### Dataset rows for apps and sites
————
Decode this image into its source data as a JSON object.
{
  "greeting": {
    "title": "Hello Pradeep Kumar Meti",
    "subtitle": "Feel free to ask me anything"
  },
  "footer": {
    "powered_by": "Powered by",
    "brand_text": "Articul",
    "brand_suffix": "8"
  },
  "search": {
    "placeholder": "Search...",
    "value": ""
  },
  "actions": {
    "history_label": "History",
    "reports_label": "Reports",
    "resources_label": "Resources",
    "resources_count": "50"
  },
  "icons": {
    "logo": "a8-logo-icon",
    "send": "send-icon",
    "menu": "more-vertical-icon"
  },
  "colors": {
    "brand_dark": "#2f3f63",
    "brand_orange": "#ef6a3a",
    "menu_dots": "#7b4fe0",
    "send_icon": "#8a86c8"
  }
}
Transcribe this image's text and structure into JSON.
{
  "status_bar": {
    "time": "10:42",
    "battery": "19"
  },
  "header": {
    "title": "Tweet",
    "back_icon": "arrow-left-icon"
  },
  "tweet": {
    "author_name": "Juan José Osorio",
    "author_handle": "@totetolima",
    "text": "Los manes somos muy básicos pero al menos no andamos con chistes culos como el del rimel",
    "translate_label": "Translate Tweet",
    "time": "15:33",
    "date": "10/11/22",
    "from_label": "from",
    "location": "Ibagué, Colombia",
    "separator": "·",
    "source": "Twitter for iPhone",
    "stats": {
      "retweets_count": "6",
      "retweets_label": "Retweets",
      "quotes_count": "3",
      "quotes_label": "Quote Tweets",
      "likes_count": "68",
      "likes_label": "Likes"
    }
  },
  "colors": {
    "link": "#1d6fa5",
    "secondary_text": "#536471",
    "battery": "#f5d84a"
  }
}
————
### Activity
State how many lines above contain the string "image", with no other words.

### Response for this exercise
2